Polling Station Locations
When we explained to the UK millennials that in Norway and Sweden citizens can now vote on electronic machines in shopping centres, on trains, in airports etc, they were broadly in favour of this idea (81%). However, it was soon pointed out that if online voting was implemented then precinct/transport voting machine technology would soon become obsolete.
“Access to polling stations should be increased. I like the sound of being able to vote in as many places as possible, including shopping centres and in places of travel. It’s often difficult to get to your assigned polling station, especially for disabled people, so the closer the station the better and an increase in the number of places that can be voted at would help that.”
“The idea of being able to vote on planes and in supermarkets is quite clever but with the advance of technology this would lose significance as voters will just be able to vote online anyway.”
On a related note, Adam Coomer, a member of the Young Humanists, recently argued against having polling stations in churches citing studies suggesting that contextual priming can affect how people vote. Church polling stations could be particularly inappropriate or even off-putting for millennials. We know from our Audiomonitor UK (Feb 2015) data that only 26% of those aged 15-24 consider themselves to be Christian and just 2% regularly go to Church.
Extended Voting Period
Almost two thirds (64%) of young people in the UK were in favour of a longer time period for voting. Those in favour of being able to vote over a longer time period thought it would be a good idea because it would be easier for people who are away or busy around the time of the election to vote.

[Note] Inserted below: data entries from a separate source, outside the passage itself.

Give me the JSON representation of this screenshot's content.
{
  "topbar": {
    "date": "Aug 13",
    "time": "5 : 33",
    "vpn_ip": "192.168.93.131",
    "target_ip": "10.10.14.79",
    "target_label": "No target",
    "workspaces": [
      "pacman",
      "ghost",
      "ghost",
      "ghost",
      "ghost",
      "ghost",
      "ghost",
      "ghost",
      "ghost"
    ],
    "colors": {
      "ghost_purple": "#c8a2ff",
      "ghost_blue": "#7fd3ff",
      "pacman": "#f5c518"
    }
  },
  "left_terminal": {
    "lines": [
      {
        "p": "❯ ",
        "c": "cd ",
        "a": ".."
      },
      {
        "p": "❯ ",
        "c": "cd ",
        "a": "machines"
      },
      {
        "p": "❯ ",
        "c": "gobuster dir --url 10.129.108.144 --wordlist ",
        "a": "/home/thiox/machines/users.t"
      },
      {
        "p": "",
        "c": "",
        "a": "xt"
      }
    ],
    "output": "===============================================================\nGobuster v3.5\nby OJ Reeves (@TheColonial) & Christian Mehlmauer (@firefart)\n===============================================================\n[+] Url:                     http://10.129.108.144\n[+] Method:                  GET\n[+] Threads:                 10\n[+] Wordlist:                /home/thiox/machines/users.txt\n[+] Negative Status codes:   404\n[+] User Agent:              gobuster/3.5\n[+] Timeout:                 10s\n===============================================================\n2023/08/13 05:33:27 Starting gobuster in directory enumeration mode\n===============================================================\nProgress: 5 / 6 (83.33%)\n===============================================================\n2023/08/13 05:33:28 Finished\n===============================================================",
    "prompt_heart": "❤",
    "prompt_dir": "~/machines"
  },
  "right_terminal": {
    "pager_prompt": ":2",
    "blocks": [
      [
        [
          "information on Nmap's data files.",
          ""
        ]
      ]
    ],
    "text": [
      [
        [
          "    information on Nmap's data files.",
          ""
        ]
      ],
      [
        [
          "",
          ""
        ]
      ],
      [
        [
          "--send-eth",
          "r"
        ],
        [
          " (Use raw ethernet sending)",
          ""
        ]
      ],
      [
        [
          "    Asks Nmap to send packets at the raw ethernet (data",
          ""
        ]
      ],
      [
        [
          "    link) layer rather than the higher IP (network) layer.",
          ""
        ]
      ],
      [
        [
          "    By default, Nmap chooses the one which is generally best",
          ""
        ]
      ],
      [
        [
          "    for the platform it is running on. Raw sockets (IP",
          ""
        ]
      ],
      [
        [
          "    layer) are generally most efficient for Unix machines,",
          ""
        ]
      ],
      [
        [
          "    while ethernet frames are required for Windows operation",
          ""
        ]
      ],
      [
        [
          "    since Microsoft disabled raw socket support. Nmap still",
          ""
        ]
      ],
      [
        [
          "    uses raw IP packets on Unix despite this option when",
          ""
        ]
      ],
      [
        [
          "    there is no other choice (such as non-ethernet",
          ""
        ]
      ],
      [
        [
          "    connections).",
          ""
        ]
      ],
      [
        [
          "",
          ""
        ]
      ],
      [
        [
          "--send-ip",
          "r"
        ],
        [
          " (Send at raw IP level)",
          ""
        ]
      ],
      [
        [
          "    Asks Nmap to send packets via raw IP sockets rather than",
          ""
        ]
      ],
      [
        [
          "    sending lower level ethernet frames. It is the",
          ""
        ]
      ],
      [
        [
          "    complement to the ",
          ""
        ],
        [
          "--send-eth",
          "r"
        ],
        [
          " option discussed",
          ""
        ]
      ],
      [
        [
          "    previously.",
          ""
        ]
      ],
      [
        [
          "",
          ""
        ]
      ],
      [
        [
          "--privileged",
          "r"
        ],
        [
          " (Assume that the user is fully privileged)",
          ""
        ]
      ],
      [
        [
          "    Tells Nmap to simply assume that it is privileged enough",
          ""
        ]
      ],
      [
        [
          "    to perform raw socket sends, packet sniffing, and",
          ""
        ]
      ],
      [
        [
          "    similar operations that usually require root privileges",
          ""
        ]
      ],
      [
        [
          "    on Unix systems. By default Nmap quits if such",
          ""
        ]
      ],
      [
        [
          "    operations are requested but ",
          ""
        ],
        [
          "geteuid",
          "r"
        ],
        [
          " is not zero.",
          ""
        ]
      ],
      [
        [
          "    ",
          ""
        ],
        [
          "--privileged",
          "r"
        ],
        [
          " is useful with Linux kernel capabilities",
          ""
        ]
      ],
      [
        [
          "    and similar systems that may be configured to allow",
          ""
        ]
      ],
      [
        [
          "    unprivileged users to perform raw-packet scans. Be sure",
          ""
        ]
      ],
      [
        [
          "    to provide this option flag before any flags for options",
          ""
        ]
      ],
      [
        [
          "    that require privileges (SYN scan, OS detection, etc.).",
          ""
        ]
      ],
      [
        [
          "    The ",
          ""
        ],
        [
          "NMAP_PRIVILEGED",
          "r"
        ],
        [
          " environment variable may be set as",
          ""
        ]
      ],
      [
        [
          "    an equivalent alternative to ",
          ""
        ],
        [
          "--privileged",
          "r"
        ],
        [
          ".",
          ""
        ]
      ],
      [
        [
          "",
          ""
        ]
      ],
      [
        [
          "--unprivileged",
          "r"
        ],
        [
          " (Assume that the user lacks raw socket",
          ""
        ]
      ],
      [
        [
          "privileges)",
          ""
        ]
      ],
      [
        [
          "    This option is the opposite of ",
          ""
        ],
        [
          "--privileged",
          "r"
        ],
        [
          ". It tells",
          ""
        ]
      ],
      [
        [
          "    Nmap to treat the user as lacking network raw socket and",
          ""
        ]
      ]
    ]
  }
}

In the qualitative discussions, the consensus was again broadly in favour of an extended voting period but it was thought that two months (as is the case in Norway) is too long. One of the more popular comments/suggestions was to allow one week to vote.
“Voting over a longer period – I don’t see how this can be anything but beneficial, it can encourage voting for those that are busy on the day of voting.”

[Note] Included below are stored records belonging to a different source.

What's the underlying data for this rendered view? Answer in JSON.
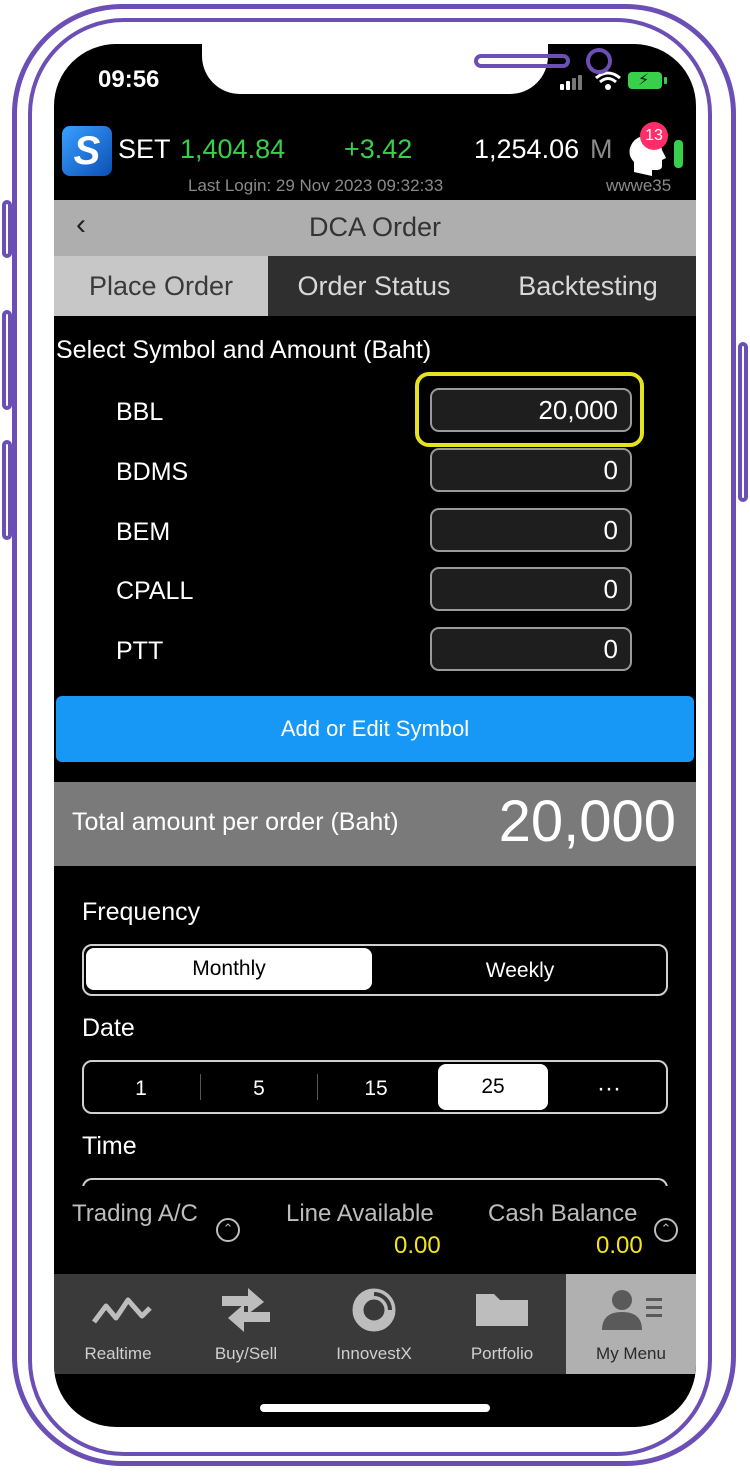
{
  "status_bar": {
    "time": "09:56"
  },
  "ticker": {
    "index_name": "SET",
    "index_value": "1,404.84",
    "change": "+3.42",
    "volume": "1,254.06",
    "volume_unit": "M",
    "notifications": "13",
    "last_login": "Last Login: 29 Nov 2023 09:32:33",
    "user": "wwwe35"
  },
  "header": {
    "title": "DCA Order",
    "back_icon": "chevron-left-icon"
  },
  "tabs": [
    {
      "label": "Place Order",
      "active": true
    },
    {
      "label": "Order Status",
      "active": false
    },
    {
      "label": "Backtesting",
      "active": false
    }
  ],
  "symbols_section": {
    "label": "Select Symbol and Amount (Baht)",
    "rows": [
      {
        "symbol": "BBL",
        "amount": "20,000"
      },
      {
        "symbol": "BDMS",
        "amount": "0"
      },
      {
        "symbol": "BEM",
        "amount": "0"
      },
      {
        "symbol": "CPALL",
        "amount": "0"
      },
      {
        "symbol": "PTT",
        "amount": "0"
      }
    ],
    "add_button": "Add or Edit Symbol"
  },
  "total": {
    "label": "Total amount per order (Baht)",
    "value": "20,000"
  },
  "frequency": {
    "label": "Frequency",
    "options": [
      "Monthly",
      "Weekly"
    ],
    "selected": "Monthly"
  },
  "date": {
    "label": "Date",
    "options": [
      "1",
      "5",
      "15",
      "25",
      "···"
    ],
    "selected": "25"
  },
  "time": {
    "label": "Time"
  },
  "account": {
    "trading_label": "Trading A/C",
    "line_label": "Line Available",
    "line_value": "0.00",
    "cash_label": "Cash Balance",
    "cash_value": "0.00"
  },
  "bottom_nav": [
    {
      "label": "Realtime",
      "icon": "chart-line-icon"
    },
    {
      "label": "Buy/Sell",
      "icon": "arrows-swap-icon"
    },
    {
      "label": "InnovestX",
      "icon": "donut-icon"
    },
    {
      "label": "Portfolio",
      "icon": "folder-icon"
    },
    {
      "label": "My Menu",
      "icon": "user-menu-icon",
      "active": true
    }
  ],
  "colors": {
    "accent_blue": "#1797f6",
    "up_green": "#38d04a",
    "highlight_yellow": "#e5e320",
    "value_yellow": "#f2e51c",
    "frame_purple": "#6b4fb5"
  }
}
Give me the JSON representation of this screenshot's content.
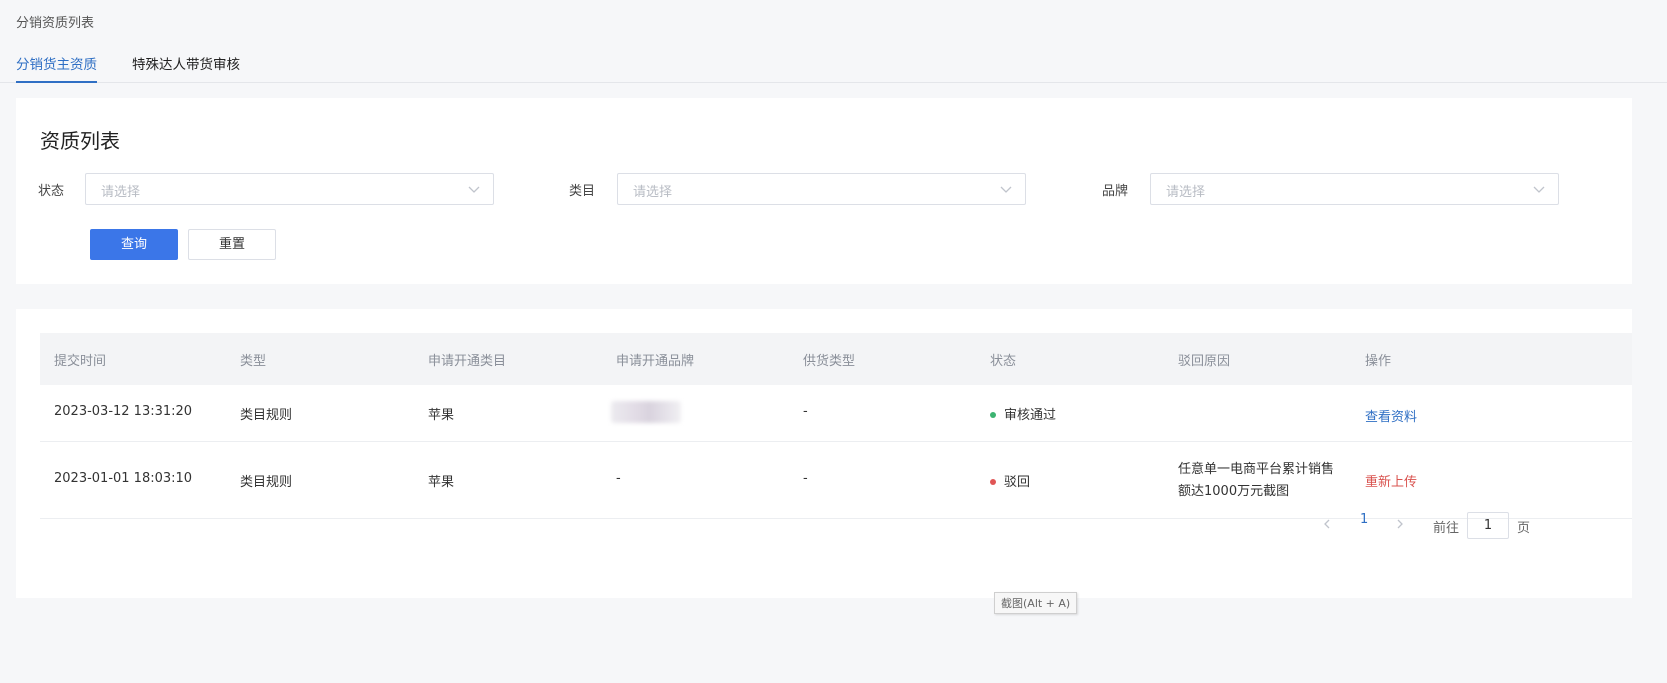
{
  "breadcrumb": "分销资质列表",
  "tabs": [
    {
      "label": "分销货主资质",
      "active": true
    },
    {
      "label": "特殊达人带货审核",
      "active": false
    }
  ],
  "filter": {
    "title": "资质列表",
    "fields": [
      {
        "label": "状态",
        "placeholder": "请选择"
      },
      {
        "label": "类目",
        "placeholder": "请选择"
      },
      {
        "label": "品牌",
        "placeholder": "请选择"
      }
    ],
    "query_label": "查询",
    "reset_label": "重置"
  },
  "table": {
    "columns": [
      "提交时间",
      "类型",
      "申请开通类目",
      "申请开通品牌",
      "供货类型",
      "状态",
      "驳回原因",
      "操作"
    ],
    "rows": [
      {
        "time": "2023-03-12 13:31:20",
        "type": "类目规则",
        "category": "苹果",
        "brand": "",
        "supply": "-",
        "status": "审核通过",
        "status_color": "#3cb371",
        "reason": "",
        "action": "查看资料",
        "action_color": "#2f6fc4"
      },
      {
        "time": "2023-01-01 18:03:10",
        "type": "类目规则",
        "category": "苹果",
        "brand": "-",
        "supply": "-",
        "status": "驳回",
        "status_color": "#e05555",
        "reason": "任意单一电商平台累计销售额达1000万元截图",
        "action": "重新上传",
        "action_color": "#d9534f"
      }
    ]
  },
  "pagination": {
    "current": "1",
    "goto_label": "前往",
    "goto_value": "1",
    "page_suffix": "页"
  },
  "tooltip": "截图(Alt + A)",
  "colors": {
    "primary": "#3b76e8",
    "tab_active": "#2f6fc4"
  }
}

“Allowing two months to cast votes is too long; people might procrastinate or put it off and eventually forget. The one-day voting system means that people who are on holiday or otherwise have difficulty accessing a polling station/postal vote during that day, no matter how long the voting hours are, might miss out. A compromise could be drawn with something like a voting week.”
The data on compulsory voting was clear: UK Millennials generally think it’s too extreme and only 38% were in favour.
“Forcing people to participate in a voting election would start to seem more like a dictatorship style system instead of the democratic method that it is trying to encourage and develop. It would be akin to using guns to force people to sign a peace treaty… not really the best image you want to project to other nations or to the populous.”
“Compulsory voting sounds a bit extreme and difficult to enforce. It might also lead to people making rash rather than informed decisions about who to vote for.”
Looking beyond the Millennial Dialogue project, there is evidence from the voter turnout numbers that voting systems have a big impact on youth voter turnout. At the 2010 election, 44% of Britons aged between 18 and 24 voted, compared with 76% of those aged 65 and over. The difference is less stark in other countries with more representative voting systems. For example, in the 2013 German mixed-member proportion election, 64% of first-time voters cast their ballots, compared with 75% for over-70s. Britain’s first-past-the-post system holds down the smaller insurgent parties – like the Green Party – which are popular among young voters but stand no chance of winning more than a handful of seats, making voting seem less effective.